## WHAT YOU HAVE TO DO
The answer is the set of lines that include "icon", copied from the data below.

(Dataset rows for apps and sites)
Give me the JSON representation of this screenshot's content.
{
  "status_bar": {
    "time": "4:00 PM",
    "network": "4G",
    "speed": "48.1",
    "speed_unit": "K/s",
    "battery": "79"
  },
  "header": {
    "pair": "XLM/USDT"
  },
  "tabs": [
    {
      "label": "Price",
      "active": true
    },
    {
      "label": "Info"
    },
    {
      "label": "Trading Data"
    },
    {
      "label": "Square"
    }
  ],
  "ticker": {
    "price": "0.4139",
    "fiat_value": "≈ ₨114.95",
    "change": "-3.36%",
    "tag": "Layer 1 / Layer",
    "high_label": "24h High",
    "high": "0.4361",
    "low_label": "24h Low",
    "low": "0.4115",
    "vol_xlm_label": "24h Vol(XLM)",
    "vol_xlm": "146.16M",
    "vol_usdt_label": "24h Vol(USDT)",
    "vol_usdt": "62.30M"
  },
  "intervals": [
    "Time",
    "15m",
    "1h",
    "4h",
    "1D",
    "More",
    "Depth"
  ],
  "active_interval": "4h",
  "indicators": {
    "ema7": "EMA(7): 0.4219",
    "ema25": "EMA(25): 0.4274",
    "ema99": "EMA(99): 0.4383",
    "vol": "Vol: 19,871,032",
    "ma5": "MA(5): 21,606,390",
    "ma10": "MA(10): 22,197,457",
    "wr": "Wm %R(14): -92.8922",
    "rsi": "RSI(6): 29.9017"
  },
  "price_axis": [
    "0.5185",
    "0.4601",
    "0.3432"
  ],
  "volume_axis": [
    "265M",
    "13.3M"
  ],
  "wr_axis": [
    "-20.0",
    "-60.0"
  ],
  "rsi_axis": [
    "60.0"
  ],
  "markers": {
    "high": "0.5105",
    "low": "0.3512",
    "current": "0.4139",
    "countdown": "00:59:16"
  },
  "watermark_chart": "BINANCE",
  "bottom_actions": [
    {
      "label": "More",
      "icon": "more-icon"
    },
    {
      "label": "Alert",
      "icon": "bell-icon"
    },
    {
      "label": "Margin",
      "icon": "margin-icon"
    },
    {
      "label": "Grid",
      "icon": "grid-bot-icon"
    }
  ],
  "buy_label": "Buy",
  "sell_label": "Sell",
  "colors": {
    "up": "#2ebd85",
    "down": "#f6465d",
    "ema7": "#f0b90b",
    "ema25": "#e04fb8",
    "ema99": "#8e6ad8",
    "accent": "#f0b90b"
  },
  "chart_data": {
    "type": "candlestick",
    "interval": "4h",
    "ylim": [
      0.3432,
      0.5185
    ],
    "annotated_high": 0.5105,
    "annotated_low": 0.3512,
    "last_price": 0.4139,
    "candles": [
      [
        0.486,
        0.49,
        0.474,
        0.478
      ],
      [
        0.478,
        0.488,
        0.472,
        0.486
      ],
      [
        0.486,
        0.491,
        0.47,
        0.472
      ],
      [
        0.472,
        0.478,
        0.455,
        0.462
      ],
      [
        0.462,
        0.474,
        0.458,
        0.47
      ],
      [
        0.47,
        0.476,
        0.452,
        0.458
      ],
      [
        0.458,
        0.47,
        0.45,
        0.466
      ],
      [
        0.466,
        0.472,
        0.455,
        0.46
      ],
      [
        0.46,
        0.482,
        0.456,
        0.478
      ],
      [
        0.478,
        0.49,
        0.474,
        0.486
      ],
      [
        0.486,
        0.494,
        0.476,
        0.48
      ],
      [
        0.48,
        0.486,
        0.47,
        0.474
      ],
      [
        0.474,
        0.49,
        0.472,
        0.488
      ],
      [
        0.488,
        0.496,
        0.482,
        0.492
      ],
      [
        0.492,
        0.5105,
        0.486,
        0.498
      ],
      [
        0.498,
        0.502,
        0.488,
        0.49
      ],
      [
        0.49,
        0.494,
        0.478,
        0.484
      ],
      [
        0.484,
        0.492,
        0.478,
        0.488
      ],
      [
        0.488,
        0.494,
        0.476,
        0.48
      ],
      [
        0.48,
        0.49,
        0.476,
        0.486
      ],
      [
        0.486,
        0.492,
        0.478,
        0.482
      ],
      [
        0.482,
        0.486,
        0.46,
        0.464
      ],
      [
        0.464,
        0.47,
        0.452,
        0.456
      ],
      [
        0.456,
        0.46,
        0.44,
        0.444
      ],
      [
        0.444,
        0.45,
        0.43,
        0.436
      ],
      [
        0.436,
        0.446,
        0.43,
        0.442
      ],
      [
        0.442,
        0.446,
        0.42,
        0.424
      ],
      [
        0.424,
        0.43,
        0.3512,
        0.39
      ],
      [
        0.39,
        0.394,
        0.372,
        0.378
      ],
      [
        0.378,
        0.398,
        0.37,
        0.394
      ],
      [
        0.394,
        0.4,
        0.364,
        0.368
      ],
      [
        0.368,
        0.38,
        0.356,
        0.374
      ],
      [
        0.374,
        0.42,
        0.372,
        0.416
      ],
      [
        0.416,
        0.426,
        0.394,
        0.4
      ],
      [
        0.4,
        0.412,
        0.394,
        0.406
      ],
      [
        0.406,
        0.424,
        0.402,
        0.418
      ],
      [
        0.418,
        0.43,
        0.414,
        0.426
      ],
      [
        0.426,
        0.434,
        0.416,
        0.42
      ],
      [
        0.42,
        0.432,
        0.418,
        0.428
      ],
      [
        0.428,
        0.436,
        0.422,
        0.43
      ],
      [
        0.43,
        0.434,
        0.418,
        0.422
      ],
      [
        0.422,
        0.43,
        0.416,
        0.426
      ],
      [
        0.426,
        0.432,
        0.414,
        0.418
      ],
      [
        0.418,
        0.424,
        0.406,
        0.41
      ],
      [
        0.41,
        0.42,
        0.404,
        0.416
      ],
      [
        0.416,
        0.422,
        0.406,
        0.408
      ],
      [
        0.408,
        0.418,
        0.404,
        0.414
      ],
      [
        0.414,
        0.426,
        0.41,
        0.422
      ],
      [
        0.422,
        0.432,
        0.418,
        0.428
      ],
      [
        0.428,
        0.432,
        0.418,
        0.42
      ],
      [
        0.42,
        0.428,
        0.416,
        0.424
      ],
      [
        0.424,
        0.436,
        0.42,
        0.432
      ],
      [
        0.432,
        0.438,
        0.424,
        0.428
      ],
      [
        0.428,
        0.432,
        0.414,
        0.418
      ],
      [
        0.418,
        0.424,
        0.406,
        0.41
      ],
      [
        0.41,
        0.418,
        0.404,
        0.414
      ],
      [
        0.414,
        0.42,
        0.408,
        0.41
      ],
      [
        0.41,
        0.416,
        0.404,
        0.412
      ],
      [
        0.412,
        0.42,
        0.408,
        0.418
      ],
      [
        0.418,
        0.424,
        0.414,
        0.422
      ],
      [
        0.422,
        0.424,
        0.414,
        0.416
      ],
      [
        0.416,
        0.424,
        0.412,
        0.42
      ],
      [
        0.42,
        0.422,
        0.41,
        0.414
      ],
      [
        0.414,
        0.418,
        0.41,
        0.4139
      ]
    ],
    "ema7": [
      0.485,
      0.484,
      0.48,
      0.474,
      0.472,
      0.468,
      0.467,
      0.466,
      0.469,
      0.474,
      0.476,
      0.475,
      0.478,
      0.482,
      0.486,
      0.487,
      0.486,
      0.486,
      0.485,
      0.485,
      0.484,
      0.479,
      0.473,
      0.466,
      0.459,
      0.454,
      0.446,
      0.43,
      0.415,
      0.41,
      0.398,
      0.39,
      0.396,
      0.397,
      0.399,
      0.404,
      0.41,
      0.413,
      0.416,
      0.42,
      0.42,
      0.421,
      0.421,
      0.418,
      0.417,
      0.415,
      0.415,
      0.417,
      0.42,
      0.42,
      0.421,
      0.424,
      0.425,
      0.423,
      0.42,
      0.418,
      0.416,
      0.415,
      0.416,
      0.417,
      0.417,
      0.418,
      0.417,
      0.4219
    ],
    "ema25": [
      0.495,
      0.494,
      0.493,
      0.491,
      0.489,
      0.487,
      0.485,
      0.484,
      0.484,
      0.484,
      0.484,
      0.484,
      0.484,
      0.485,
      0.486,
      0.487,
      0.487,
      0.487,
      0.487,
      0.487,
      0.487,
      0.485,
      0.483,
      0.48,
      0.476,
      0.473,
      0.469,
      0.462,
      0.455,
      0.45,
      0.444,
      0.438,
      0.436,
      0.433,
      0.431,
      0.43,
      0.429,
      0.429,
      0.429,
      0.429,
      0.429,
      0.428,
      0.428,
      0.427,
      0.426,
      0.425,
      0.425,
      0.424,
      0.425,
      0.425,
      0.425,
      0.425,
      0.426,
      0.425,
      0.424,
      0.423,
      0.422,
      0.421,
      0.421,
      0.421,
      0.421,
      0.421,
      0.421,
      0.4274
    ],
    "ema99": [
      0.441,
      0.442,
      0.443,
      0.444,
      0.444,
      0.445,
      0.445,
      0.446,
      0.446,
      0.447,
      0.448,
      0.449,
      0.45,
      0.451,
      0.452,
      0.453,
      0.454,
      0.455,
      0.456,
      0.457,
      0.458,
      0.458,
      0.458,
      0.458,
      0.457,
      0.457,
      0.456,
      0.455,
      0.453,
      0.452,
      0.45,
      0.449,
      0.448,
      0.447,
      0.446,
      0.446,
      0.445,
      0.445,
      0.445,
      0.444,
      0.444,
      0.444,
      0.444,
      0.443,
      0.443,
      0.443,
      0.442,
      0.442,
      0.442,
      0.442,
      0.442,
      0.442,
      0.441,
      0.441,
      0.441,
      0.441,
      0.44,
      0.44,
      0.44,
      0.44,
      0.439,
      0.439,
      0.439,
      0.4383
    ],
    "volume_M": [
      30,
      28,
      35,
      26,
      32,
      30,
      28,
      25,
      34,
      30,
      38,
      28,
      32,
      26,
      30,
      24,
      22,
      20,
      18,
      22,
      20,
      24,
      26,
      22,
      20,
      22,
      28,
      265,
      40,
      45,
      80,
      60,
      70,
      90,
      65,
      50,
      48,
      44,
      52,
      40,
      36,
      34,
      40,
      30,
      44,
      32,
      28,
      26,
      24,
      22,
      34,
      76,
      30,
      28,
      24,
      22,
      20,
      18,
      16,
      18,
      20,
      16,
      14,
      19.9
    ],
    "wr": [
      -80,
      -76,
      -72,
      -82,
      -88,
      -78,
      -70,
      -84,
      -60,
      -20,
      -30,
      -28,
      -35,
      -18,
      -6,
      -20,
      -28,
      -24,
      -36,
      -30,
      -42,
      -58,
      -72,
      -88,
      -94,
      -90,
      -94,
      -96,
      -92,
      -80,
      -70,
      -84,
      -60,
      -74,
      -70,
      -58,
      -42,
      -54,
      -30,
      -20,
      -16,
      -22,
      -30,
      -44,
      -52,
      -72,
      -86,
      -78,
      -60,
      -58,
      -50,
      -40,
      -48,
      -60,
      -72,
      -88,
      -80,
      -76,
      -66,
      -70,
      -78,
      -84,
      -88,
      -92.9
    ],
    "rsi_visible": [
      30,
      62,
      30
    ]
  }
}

## ANSWER TO THIS PROBLEM
      "icon": "more-icon"
      "icon": "bell-icon"
      "icon": "margin-icon"
      "icon": "grid-bot-icon"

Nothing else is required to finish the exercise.